9 Ways to Make Your Ministry Résumé Stand Out

You can make your resume stand out without being cutesy. (Flickr )

Most people in vocational ministry will be required to send a ministry résumé at some point. I often hear from many ministers that they can't seem to get a positive response from churches or other organizations where they would like to be considered. Perhaps the problem is with their résumés.

So I spoke to several church and organizational leaders who were responsible for culling through ministry résumés. I asked them what made a particular résumé stand out from others.

Here are their top nine responses:

1. A highly qualified person proofread the résumé for grammar, style and appearance. I am amazed at the number of résumés that were rejected because of poor grammar and style. One leader on a search committee said, "If they are sloppy on their résumés, we assume they will be sloppy in their ministries." This factor, by far, was No 1. Simply having your résumé carefully proofread will make it stand out from the crowd.

Get Spirit-filled content delivered right to your inbox! Click here to subscribe to our newsletter.

2. There are no gaps in dates of employment. If you had a season of unemployment, it is best to explain it on the résumé. Any unexplained gaps may cause your résumé to be put aside.

3. The résumé had a great photo. First, the leaders with whom I spoke very much wanted to see a photo on the resume, either an individual or family shot. Second, the quality of the photo must be excellent. Again, a photo of poor quality communicates that the applicant is sloppy and uncaring. One search committee member told me that two-thirds of the résumés included "terrible quality" photos.

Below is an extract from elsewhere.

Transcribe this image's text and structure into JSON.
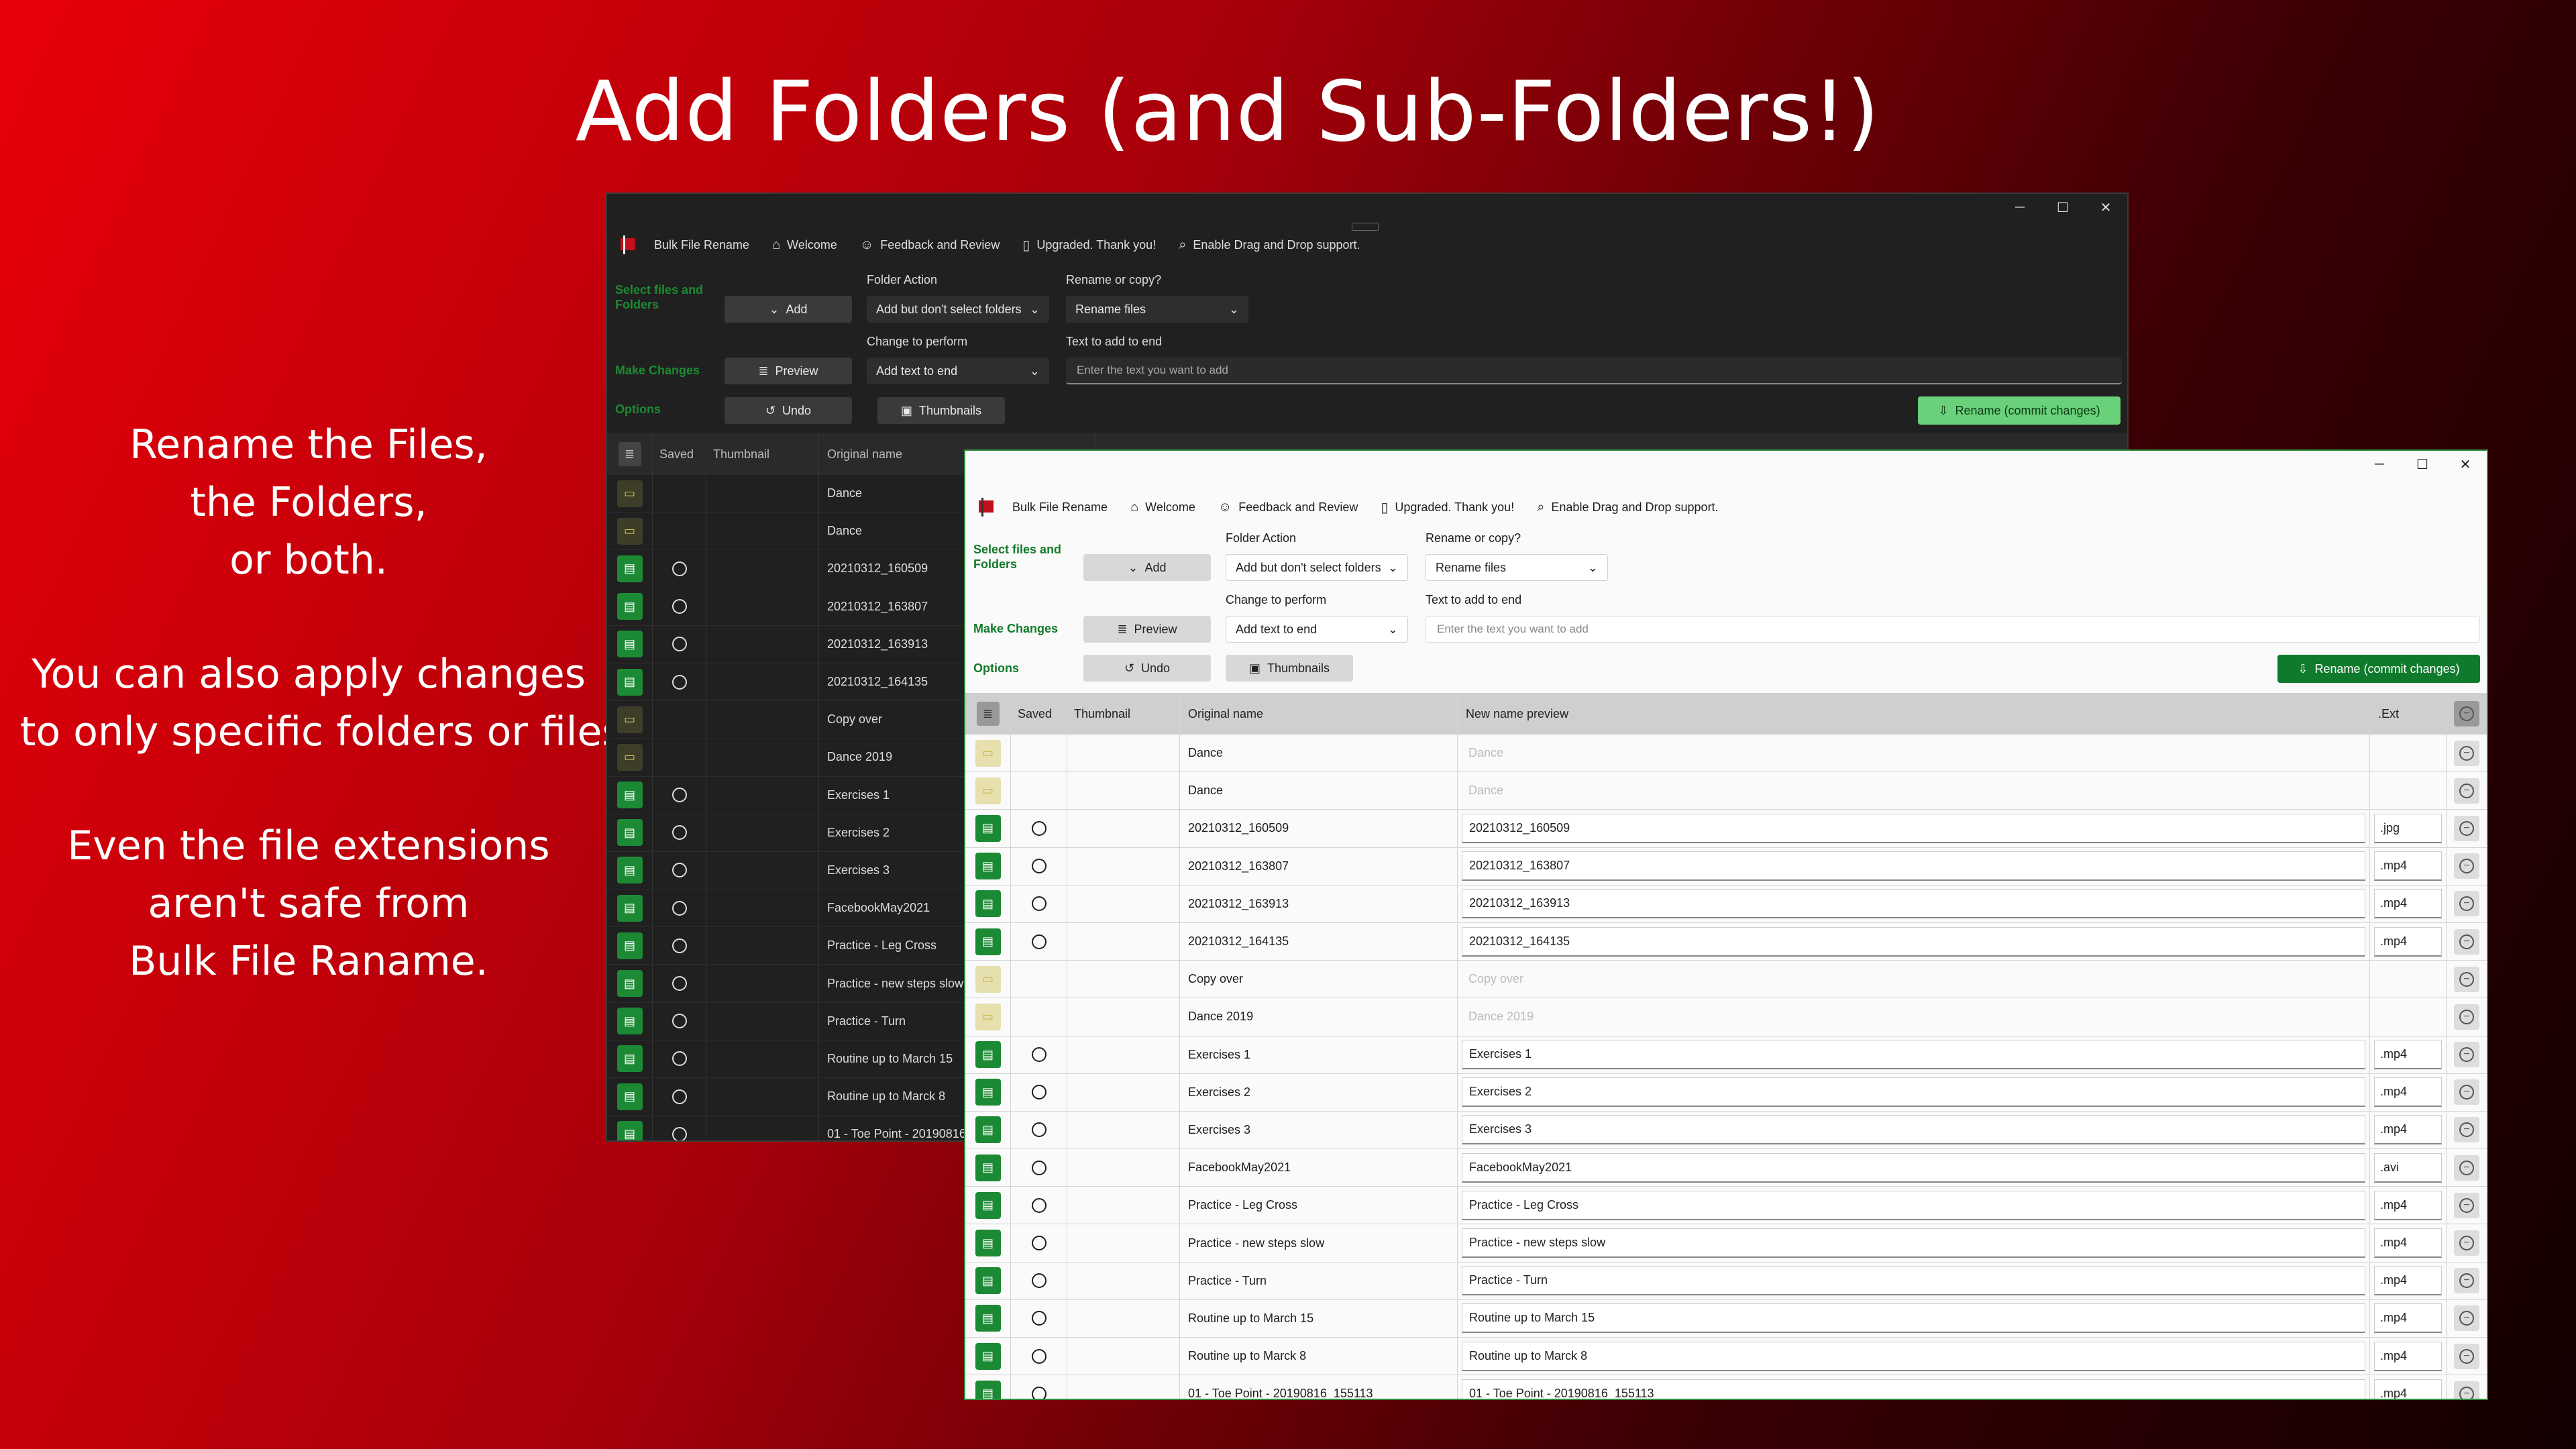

4. The résumé presented statistics clearly and truthfully. While most of those with whom I spoke really appreciated seeing such statistics as attendance, receipts and others, they said that often the statistics could not be confirmed with other sources.

5. The applicant only sent what was requested. If only a résumé was requested, send only a résumé. Those in the search process are often put off by supplemental information they did not request.

6. The résumé included a narrative of accomplishments rather than just positions with dates of employment. Those in vocational ministry are often reticent to brag about accomplishments in ministry. Don't be shy. Those on the receiving end desire to hear from you about these matters. Many good résumés, I was told, label this part of the resume "God's Work at ABC Church." That approach provides a good summary of the accomplishments while giving credit and glory to God.

7. The order of the details on the résumé reflects the priorities of the organization more than the applicant. So an applicant for a professorship at a seminary might begin with academic credentials. An applicant for pastoral ministry might begin with ministry experience.

8. Most of the résumé uses the active tense. I use the passive tense in some of my writings, but resumes sound better in the active tense. "I fulfilled the assignment" thus sounds better than "The assignment was fulfilled by me."

9. Good résumés avoid cutesy attempts to stand out. One rejected résumé had five different font sizes. Another used four different font colors. And even another sent the entire résumé as a QR code. All were rejected.

These nine items are not radical matters. They do not require huge investments of time and money. But if a person heeds the advice in all nine of them, his or her résumé will likely stand out from over 90 percent of the others.

Thom S. Rainer is the president of Lifeway Christian Resources. For the original article, visit lifeway.com/pastors.

This article originally appeared at ThomRainer.com, and is used with permission. 

Get Spirit-filled content delivered right to your inbox! Click here to subscribe to our newsletter.

Dr. Mark Rutland's

National Institute of Christian Leadership (NICL)

The NICL is one of the top leadership training programs in the U.S. taught by Dr. Mark Rutland. If you're the type of leader that likes to have total control over every aspect of your ministry and your future success, the NICL is right for you!

FREE NICL MINI-COURSE - Enroll for 3-hours of training from Dr. Rutland's full leadership course. Experience the NICL and decide if this training is right for you and your team.

Do you feel stuck? Do you feel like you’re not growing? Do you need help from an expert in leadership? There is no other leadership training like the NICL. Gain the leadership skills and confidence you need to lead your church, business or ministry. Get ready to accomplish all of your God-given dreams. CLICK HERE for NICL training dates and details.

The NICL Online is an option for any leader with time or schedule constraints. It's also for leaders who want to expedite their training to receive advanced standing for Master Level credit hours. Work through Dr. Rutland's full training from the comfort of your home or ministry at your pace. Learn more about NICL Online. Learn more about NICL Online.

Charisma Leader — Serving and empowering church leaders